I dug that cowbell out of an unpacked box a few years ago, when I discovered Bellevue also had a semi-pro baseball team. They certainly kept it a secret. Coverage of its games were mostly invisible in our weekly newspaper’s sports pages, focused as it is mostly on kid’s sports. As an outsider in a town this size, if you don’t know about it, you don’t know about it.
Here’s what I’ve managed to find out. The Bellevue Braves are one of a dozen teams in the Prairie League. There are scores of leagues like this across Iowa. Some players are in college and return home in summers, playing league baseball for fun. Some are former high school baseball players who have gone on to work jobs, while still living in the towns where they grew up. Some of these players are not kids.

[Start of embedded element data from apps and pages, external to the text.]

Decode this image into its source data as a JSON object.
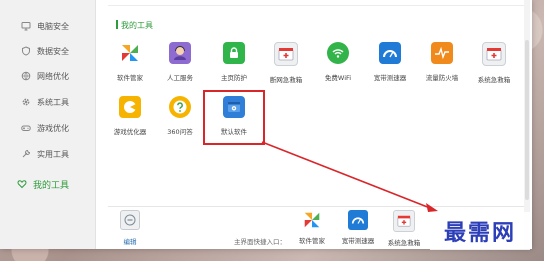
{
  "sidebar": {
    "items": [
      {
        "label": "电脑安全",
        "icon": "monitor-icon"
      },
      {
        "label": "数据安全",
        "icon": "shield-icon"
      },
      {
        "label": "网络优化",
        "icon": "network-icon"
      },
      {
        "label": "系统工具",
        "icon": "gear-icon"
      },
      {
        "label": "游戏优化",
        "icon": "gamepad-icon"
      },
      {
        "label": "实用工具",
        "icon": "wrench-icon"
      },
      {
        "label": "我的工具",
        "icon": "heart-icon",
        "active": true
      }
    ]
  },
  "section": {
    "title": "我的工具"
  },
  "tools": [
    {
      "label": "软件管家",
      "icon": "pinwheel-icon",
      "color": "#f5a623"
    },
    {
      "label": "人工服务",
      "icon": "agent-icon",
      "color": "#8e6bd1"
    },
    {
      "label": "主页防护",
      "icon": "lock-icon",
      "color": "#2fb54a"
    },
    {
      "label": "断网急救箱",
      "icon": "first-aid-icon",
      "color": "#e9ecef"
    },
    {
      "label": "免费WiFi",
      "icon": "wifi-icon",
      "color": "#33b44a"
    },
    {
      "label": "宽带测速器",
      "icon": "speedometer-icon",
      "color": "#1f7bd6"
    },
    {
      "label": "流量防火墙",
      "icon": "traffic-icon",
      "color": "#f08a1c"
    },
    {
      "label": "系统急救箱",
      "icon": "first-aid-icon",
      "color": "#e9ecef"
    },
    {
      "label": "游戏优化器",
      "icon": "game-icon",
      "color": "#f6b400"
    },
    {
      "label": "360问答",
      "icon": "question-icon",
      "color": "#f6b400"
    },
    {
      "label": "默认软件",
      "icon": "settings-window-icon",
      "color": "#2f7fd8"
    }
  ],
  "bottom": {
    "edit_label": "编辑",
    "quick_label": "主界面快捷入口：",
    "quick_items": [
      {
        "label": "软件管家",
        "icon": "pinwheel-icon"
      },
      {
        "label": "宽带测速器",
        "icon": "speedometer-icon"
      },
      {
        "label": "系统急救箱",
        "icon": "first-aid-icon"
      }
    ]
  },
  "watermark": {
    "text": "最需网"
  }
}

Some are in their 30s and beyond. Trust me, they can still smoke a pitch.
Each team plays a series of home and away games, and built into the schedule is a sequence of town tournaments. All the league teams come to one town for a three-day tournament during the course of the summer. Winning tournaments goes a long way toward winning the conference championship. The season ends in early August, so everyone can get back to school.
Travel to away games doesn’t mean a grueling road trip. It means driving 20 miles to the next farm town, or the farm town beyond that. That’s one beauty of farm country. Towns were sited to be convenient for farmers who lacked pavement and automobiles. A wagon trip-distance to town back then makes for great rivalries today.

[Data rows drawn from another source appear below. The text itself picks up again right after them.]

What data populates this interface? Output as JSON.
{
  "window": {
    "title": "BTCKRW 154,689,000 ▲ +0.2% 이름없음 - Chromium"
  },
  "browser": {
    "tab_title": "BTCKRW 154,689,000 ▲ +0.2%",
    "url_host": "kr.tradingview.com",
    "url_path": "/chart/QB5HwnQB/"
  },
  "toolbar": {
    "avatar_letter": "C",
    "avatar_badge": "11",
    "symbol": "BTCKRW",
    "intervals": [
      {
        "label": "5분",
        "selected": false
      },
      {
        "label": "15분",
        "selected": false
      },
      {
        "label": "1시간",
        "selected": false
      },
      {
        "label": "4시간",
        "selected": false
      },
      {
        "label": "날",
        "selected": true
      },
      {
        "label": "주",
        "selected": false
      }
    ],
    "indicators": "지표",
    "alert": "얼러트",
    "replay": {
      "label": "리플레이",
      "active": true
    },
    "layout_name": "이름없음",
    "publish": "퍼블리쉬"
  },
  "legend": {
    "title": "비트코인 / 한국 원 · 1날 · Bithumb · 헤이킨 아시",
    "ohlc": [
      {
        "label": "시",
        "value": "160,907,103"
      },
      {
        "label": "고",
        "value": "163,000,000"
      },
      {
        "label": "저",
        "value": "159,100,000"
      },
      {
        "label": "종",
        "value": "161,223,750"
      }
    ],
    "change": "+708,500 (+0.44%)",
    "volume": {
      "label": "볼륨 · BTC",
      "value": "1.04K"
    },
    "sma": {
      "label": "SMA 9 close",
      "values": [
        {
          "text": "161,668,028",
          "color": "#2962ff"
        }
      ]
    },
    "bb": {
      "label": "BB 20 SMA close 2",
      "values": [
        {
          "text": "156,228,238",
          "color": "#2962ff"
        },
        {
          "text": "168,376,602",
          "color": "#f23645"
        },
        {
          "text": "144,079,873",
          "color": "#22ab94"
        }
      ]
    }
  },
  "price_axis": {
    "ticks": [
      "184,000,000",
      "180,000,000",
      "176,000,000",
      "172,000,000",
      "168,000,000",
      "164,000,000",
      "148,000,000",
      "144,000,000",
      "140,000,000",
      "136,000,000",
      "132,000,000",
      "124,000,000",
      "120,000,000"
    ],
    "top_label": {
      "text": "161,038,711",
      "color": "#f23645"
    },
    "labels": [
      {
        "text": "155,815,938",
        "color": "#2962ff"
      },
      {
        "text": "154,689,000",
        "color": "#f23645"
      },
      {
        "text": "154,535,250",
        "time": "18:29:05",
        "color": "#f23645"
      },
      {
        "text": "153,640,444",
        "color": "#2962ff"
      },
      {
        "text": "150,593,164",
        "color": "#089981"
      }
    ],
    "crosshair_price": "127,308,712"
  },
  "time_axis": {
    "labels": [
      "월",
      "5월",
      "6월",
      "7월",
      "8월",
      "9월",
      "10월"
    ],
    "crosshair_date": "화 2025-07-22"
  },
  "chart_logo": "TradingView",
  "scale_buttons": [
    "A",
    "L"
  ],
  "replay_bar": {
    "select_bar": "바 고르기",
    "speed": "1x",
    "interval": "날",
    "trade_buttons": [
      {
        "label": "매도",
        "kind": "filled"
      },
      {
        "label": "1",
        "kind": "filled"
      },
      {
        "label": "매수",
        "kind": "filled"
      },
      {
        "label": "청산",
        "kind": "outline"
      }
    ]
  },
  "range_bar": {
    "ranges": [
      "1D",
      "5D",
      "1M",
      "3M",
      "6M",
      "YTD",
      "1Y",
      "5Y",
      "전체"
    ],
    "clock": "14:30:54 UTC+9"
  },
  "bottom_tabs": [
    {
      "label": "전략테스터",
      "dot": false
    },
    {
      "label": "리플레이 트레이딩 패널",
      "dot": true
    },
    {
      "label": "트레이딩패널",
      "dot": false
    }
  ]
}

Being new to the joys of semi-pro baseball in Iowa, I went to my first Bellevue game in full fan-nerd gear. I knew the Braves didn’t have any T-shirt or other swag for sale, so I wore my Colts T-shirt instead, hoping to plant the seed of marketing into someone’s head.
The few dozen fans scattered across the metal bleachers were not prepared for the clanging of the Laramie Colts cowbell when that first Braves batter sent a ball rattling against the outfield fence. Hopping to my feet, rattling the cowbell, woohooing…. apparently, these behaviors are not done in my little corner of small-town Iowa. At least that’s what I gathered from the furtive stares and head-tilted whispering. I’ve since learned to comment sotto voce when a batter hustles to first base ahead of a throw, or when the defense executes a hair-splitting double play. Did you see that play? Not too bad.
In spite of cultural disparities between my city upbringing and the circumspect norms of my small town, I still love baseball. There’s something to treasure about a ritual pastime that dates to the presidency of Rutherford B. Hayes. And as a collective experience, there’s something beautiful about warm sun, cold beer, hot dogs, organ music, little kids eager to glove balls in the bleachers, and adults who have the grace to let them do it, that has become an important part of life for millions, all across the country. That includes me.
In 2015 I camped in front of the TV set and watched my Kansas City Royals win their first World Series in 30 years. Only a few weeks prior, pancreatic cancer took my brother’s life. A baseball fan to the end, I believe Doug knew it would be the Royals’ year. I also believe the term “inevitable” meant something different to him, by then.
The following year, my Cubs came back from a ninth inning tie to win an extra-inning Game 7 and their first World Series in 108 years. This year they weren’t so fortunate, losing a wildcard game to the Colorado Rockies. But at least they played the game at home in Wrigley Field. I’m sure there were quite a few small-town folks at that game. It is fair to say that in the anonymity of close to 40,000 people, those fans went wild.
Julianne Couch is the author of The Small Town Midwest: Resilience and Hope in the Twenty-first Century, and the new novel, Along the Sylvan Trail.